The cries of “FRAUD!” ring lound with Kaplan. Why? Because he only conducts one piece? Because he didn’t play an instrument? Because he was just a fan? They’re certainly not going to let me play QB for the 49ers anytime soon. But I don’t see in any way how this makes Kaplan any more of a fraud than countless other “maestros” out there.
I remember listening to a broadcast of one of my favorite orchestras, the Pittsburgh Symphony, in a program featuring Dvorak’s Symphony no. 7. The conductor was a prominent concertmaster with no significant conducting experience. He was interviewed during the broadcast and made more than one reference to how “nice” it was to conduct an orchestra of that caliber because you “don’t have to work out the kinks.” Is it OK because he is a great violinist? The musical world is filled with star performers turned conductors whose conducting work is as eminently forgettable as their performing careers are stellar.
I think there is certainly a tinge of jealousy to be found in this whole thing, myself included. I’ve studied Mahler 2. I feel like I know the music well (which isn’t to suggest I know it well enough to conduct a powerhouse orchestra). I’m certainly a fan. I’d love the opportunity to be on the podium for that piece with that orchestra in that town. I’m too many Benjamins shorts right now. I’m not alone. That’s life, and life…say it with me…isn’t fair.
I own something in the neighborhood of 40 recording of Mahler 2, including both Kaplan releases. I would not rate either of Kaplan’s recordings as among my favorites, but I would rate them closer to the top then the bottom. I suspect that he has a deep knowledge of the score and some idea of how to put the piece together in a rehearsal (and by extension piece together a recording), but lacks the true understanding of what it takes to make it a valuable performance. I gave my own theory a little more credence when a friend of mine, whose opinion I value, recently heard Kaplan in Cincinnati, both in rehearsal and performance. These are his comments:
I have a friend who studied with the new principal trumpet in the Cincinnati Symphony and we got hooked up today! We were able to sit in on a Mahler 2 rehearsal. Gilbert Kaplan was conducting. I wish you could have been there. It was really, really interesting to watch him work with the group. He isn’t a great conductor but everything he does is super clear and comes right out of the orchestra. He did a ton of stuff with balance that instantly changed the group. Also really cool to see how he worked through the offstage stuff.
We were the only two in the hall and he asked us about balance from the offstage stuff. I was like, uh…what, um… I could use just a little more. So that is what he asked for from them. Turned out to be a little too much but he closed the doors another six inches and the balance was fantastic.
And here the thoughts after the performance:
Turns out the Kaplan Mahler 2 concert was not good!!!!
The playing coming off the stage was first class but his interpretation was really uninspired. I talked to a lot of people after who thought the same thing. Musicians and audience folk. Too bad. I was really pumped about it.

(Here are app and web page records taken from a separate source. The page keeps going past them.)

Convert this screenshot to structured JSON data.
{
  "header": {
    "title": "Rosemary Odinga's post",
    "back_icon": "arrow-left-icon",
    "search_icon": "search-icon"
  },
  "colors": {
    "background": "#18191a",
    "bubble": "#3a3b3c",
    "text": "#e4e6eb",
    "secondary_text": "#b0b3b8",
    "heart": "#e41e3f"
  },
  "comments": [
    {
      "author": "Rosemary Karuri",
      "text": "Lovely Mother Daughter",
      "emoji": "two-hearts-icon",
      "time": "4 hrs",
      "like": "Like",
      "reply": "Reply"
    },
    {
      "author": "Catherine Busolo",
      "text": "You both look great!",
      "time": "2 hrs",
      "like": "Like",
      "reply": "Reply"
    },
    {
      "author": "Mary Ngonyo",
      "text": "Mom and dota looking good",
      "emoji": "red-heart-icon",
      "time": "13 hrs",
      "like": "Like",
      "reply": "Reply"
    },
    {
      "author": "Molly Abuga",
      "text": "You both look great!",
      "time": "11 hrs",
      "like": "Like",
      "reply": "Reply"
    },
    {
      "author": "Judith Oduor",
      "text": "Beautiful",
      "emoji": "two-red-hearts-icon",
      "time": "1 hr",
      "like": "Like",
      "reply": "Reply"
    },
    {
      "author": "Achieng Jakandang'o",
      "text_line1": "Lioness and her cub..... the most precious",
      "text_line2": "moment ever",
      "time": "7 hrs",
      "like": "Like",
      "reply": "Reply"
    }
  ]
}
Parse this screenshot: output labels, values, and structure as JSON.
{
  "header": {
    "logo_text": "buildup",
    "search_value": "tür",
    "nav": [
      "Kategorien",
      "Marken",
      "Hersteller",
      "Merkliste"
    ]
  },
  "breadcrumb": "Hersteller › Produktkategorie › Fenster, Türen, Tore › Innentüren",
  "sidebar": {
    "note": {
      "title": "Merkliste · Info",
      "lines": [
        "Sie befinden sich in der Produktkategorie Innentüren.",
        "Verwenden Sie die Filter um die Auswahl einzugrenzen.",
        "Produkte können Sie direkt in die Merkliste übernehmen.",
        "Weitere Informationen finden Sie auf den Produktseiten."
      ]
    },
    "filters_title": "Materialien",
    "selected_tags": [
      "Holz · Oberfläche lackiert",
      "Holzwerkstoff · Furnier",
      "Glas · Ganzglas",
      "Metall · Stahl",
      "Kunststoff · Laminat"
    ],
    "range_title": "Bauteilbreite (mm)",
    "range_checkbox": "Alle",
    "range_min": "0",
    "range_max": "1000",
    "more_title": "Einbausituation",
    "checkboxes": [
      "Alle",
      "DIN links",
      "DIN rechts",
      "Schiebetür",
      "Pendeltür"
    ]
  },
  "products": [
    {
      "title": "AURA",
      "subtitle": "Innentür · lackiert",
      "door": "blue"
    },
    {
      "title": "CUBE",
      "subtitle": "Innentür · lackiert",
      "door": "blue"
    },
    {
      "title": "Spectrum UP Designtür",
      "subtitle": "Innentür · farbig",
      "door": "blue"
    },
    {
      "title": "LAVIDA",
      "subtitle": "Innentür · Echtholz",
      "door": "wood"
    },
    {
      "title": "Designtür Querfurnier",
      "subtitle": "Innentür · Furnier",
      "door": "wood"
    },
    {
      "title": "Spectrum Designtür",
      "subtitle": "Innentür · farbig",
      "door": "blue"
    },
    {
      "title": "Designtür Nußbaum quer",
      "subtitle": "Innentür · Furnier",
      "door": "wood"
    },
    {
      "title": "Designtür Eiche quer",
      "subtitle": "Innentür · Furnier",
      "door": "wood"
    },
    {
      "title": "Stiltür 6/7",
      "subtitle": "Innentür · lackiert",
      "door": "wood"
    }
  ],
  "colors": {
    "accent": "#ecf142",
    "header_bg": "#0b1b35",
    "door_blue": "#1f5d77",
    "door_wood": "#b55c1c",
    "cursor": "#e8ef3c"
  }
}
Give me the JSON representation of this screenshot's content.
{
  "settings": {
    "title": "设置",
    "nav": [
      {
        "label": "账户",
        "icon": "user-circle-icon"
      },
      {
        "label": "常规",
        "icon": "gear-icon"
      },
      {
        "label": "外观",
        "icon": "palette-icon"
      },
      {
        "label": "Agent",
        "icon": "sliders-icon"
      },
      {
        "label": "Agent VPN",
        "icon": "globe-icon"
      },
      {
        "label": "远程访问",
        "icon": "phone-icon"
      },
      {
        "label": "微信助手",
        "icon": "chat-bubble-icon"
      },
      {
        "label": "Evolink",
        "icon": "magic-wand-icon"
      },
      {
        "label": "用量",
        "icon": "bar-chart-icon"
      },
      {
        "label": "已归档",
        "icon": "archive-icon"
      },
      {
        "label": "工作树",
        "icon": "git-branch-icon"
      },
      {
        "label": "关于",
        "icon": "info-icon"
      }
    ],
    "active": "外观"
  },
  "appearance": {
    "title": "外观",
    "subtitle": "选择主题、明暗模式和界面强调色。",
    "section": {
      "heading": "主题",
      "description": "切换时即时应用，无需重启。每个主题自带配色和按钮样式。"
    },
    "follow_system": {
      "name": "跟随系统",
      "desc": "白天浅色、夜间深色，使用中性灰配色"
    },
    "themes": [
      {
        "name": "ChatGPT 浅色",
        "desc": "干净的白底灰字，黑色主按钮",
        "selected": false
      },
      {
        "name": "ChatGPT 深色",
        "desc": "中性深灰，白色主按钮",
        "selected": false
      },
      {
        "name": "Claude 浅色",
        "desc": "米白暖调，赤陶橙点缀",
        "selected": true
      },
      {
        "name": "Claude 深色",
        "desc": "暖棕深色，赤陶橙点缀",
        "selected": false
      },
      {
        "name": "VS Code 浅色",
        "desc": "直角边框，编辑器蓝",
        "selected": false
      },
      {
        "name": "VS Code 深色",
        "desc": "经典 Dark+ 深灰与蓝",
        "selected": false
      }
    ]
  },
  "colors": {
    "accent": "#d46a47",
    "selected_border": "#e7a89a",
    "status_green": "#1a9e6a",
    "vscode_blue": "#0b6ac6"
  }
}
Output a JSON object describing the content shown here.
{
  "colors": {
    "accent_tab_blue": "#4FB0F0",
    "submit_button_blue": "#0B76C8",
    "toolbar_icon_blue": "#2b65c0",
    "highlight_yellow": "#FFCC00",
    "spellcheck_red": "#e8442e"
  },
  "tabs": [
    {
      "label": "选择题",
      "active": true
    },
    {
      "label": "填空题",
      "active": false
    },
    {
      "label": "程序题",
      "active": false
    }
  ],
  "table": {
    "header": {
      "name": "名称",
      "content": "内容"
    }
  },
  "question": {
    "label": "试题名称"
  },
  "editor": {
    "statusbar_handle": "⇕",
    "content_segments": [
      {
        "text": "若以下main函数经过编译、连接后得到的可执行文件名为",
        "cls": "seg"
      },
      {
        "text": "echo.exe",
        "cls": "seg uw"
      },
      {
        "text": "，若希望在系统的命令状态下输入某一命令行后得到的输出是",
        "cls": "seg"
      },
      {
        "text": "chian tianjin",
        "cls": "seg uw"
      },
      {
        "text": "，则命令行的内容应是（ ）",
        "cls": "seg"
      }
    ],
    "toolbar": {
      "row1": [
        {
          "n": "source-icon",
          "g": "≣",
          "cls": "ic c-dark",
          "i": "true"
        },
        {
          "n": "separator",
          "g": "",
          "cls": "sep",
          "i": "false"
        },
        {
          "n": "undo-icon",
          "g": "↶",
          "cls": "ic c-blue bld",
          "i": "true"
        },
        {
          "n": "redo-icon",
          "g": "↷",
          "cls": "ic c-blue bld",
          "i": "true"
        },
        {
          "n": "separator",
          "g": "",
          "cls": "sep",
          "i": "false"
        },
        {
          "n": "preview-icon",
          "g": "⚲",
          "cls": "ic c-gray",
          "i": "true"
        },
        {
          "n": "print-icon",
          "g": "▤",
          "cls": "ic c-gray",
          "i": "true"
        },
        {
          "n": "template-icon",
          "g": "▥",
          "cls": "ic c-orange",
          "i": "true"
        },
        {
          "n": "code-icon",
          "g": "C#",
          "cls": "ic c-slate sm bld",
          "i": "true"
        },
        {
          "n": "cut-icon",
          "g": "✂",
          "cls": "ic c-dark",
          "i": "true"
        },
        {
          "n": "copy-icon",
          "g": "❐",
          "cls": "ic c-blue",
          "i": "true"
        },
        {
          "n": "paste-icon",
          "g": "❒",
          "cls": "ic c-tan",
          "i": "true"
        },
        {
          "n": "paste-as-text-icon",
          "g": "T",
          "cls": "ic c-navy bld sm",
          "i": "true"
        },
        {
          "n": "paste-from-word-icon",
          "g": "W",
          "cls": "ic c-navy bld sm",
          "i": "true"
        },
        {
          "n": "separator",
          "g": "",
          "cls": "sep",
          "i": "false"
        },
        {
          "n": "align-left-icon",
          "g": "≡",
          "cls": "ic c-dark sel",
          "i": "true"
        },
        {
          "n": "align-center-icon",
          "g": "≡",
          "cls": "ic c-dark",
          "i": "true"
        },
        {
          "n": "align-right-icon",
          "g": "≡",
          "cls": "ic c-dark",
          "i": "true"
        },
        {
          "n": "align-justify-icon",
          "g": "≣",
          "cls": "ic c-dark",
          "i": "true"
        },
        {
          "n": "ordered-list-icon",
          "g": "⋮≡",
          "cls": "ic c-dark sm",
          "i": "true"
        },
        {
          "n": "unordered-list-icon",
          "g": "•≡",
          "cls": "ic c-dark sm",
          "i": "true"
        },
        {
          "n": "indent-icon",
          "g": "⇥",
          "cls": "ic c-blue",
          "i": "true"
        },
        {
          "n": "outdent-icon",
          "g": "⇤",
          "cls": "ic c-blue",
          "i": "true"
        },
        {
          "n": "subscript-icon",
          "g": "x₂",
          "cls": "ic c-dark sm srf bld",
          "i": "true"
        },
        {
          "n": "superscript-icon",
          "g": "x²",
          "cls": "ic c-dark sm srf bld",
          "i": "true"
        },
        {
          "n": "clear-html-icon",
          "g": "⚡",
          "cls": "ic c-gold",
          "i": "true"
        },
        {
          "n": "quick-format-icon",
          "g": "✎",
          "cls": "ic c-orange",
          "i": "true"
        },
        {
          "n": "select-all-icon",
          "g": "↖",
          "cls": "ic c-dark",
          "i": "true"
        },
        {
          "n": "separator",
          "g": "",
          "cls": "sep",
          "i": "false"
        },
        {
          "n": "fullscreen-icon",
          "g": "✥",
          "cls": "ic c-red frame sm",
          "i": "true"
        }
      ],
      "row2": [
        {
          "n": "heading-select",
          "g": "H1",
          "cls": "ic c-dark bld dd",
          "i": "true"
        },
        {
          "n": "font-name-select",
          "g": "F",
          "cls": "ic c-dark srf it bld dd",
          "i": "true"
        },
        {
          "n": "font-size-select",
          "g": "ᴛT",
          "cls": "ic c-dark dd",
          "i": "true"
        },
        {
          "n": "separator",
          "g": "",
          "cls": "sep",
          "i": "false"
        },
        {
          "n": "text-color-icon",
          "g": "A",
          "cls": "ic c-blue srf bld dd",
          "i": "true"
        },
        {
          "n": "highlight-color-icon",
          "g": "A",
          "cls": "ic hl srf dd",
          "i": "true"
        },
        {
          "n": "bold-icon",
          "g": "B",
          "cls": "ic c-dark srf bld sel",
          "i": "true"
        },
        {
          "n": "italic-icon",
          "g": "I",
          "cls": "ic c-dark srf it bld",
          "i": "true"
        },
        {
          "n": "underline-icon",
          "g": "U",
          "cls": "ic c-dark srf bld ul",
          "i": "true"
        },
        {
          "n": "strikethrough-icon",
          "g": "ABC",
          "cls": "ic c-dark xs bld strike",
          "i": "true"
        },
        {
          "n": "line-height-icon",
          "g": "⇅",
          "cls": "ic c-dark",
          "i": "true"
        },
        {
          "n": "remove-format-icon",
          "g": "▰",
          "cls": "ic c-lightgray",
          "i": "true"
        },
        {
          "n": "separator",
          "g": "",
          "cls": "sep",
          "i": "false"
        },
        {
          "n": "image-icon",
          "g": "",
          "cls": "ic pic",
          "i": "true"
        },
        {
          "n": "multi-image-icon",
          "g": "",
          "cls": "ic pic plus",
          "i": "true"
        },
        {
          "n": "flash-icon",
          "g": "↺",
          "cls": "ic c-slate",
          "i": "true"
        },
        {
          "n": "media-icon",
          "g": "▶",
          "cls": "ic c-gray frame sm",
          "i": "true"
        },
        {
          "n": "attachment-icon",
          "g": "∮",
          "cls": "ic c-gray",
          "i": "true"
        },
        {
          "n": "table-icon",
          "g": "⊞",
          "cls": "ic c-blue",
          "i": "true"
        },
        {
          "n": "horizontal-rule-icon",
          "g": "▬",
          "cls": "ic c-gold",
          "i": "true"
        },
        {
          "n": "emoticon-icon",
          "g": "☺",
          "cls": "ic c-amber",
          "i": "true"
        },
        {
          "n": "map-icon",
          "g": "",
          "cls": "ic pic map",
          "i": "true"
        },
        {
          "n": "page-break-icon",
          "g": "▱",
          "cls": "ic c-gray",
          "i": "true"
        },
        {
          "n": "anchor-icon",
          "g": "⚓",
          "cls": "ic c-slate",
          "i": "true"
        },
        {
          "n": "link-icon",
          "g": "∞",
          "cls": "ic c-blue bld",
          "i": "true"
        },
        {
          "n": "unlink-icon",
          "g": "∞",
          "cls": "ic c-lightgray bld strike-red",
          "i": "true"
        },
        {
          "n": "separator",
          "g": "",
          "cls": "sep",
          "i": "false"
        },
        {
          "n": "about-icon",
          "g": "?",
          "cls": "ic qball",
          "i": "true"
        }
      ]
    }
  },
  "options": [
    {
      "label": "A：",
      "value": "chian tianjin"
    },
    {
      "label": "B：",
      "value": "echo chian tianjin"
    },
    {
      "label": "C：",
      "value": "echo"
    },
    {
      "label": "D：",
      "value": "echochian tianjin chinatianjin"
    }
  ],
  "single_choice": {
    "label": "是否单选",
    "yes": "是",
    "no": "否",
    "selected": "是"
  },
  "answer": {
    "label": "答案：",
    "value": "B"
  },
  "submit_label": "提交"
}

The biggest part of being a conductor is making the performance great, in all that entails. Which is why you have yet to see me refer to him as “Maestro” Kaplan anywhere in this painfully long bloviation. But that in no way defines Kaplan as a fraud. He is a man with a passion, a dedication to supporting artistic endeavors, and the resources to realize those passions and endeavors.
What’s fraudulent about that?